Are You Fighting Spinal Stenosis?
Someone with spinal stenosis knows the pain and discomfort that comes with the condition. This is just one case of the millions of persons suffering from back and spinal pain. Spinal stenosis may not be a household name, but over 250,000 American adults are at risk yearly. While there are a few conventional treatment options, there comes the point where surgery is the best solution. Using posterior lumbar interbody fusion, spinal surgeons can help patients regain a better quality of life.
What is spinal stenosis?
When someone has spinal stenosis, there is a reduction of space within the spinal canal. The spine has bones called vertebrae, separated by intervertebral discs. Together, these form a spinal canal to protect the spinal cord. Nerves extend through spaces in the spinal canal and branch out to different areas of the body. If space reduces in some way, spinal stenosis occurs.
Here’s what’s taking up space
In most cases, spinal stenosis is a gradual process, happening over several years. With age, the discs begin to degenerate and can bulge out of place. Wear and tear or arthritis can create bone spurs, small growths that also pick up space. In some cases, enlarged facet joints or injury restrict the area for nerves. These conditions usually happen in the lumbar region and press on the spinal cord and nerve roots, causing pain, inflammation, and discomfort.
Treating your spinal stenosis

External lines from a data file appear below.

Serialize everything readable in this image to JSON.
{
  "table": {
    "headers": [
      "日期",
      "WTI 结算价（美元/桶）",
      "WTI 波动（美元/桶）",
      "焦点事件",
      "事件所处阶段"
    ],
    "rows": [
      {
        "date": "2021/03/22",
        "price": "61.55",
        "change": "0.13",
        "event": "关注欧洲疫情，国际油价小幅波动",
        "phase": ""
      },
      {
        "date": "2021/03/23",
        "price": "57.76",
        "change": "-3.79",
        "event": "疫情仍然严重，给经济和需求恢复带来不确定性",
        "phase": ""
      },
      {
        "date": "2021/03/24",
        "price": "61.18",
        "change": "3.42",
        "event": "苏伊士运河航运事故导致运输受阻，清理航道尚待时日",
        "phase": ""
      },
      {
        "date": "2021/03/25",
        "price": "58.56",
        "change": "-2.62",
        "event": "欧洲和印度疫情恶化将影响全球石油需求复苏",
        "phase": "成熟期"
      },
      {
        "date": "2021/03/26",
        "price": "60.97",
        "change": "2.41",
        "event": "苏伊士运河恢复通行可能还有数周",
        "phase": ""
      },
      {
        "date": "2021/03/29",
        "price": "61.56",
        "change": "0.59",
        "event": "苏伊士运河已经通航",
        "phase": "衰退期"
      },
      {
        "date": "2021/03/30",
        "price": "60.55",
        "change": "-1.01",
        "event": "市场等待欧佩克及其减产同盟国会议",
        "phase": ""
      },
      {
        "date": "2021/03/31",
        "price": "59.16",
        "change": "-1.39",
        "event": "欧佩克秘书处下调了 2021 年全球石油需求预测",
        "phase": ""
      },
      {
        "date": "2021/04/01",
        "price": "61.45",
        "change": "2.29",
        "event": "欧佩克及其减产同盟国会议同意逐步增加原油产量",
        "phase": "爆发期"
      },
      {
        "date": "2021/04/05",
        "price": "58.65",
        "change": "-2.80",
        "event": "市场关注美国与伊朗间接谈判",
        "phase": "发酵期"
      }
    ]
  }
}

If detected early, treatment options include rest and medication. Most persons find that rest reduces the pain as there is less pressure on the nerve root. However, lumbar spinal stenosis can develop into pain and weakness in the leg and foot. Further treatment options like steroid injections and physical therapy are the next viable options.
It’s time for PLIF
Surgery helps with the long-term effects of spinal stenosis. The surgeon will aim to relieve the pressure on the nerves. However, posterior lumbar interbody fusion or PLIF goes a step further. By fusing two or more of the affected vertebrae, the surgeon can further stabilize the area. A PLIF procedure stabilizes the spine using a bone graft or prosthetic. Grafts activate a growth response, and the two bones fuse to form a solid structure.
Achieving fusion through minimally invasive means
PLIF happens under general anesthesia and can now be performed using minimally invasive techniques. In the past, open surgery required a long incision on the lower back. The surgeon would then strip away the muscle and tissue to access the spine. Now with minimally invasive surgery, the surgery is performed with 2 small holes in the lower back. One allows a high-powered scope for the surgeon to see the affected area. The other is for tools to repair the spine. The surgeon may then remove a small piece of the lamina or facet joints. Then artificial parts and bone grafts fill the space. Brackets and screws hold the bones in place. After surgery, the patient starts the recovery process.
Fusion may be the right option
After a few weeks of recovery, the patient should feel reduced pain. Within 3-6 months, most patients can resume an active lifestyle. The bones continue to fuse and can take up to 1 year for full recovery. PLIF has a high success rate, with most patients satisfied with the outcome. PLIF is an effective treatment option for spinal stenosis. If the signs and symptoms of spinal stenosis are too much to ignore, speak with a doctor about treatment options.
Meniscectomy vs Meniscal Repair: Which Is Best For Your Knee Injury?
A severe knee injury may require surgery. Choosing the right type of surgery may improve the knee’s long-term function.
What To Expect After Shoulder Surgery: A Smooth Recovery After Rotator Cuff Repair
Recovering from rotator cuff surgery takes time. From pain management to physical therapy, knowing what to expect during recovery matters.
Treatment Options For Spinal Stenosis: Posterior Lumbar Interbody Fusion
Spinal stenosis can be managed with exercise, medications, injections, traditional approaches, and surgery. There are several kinds.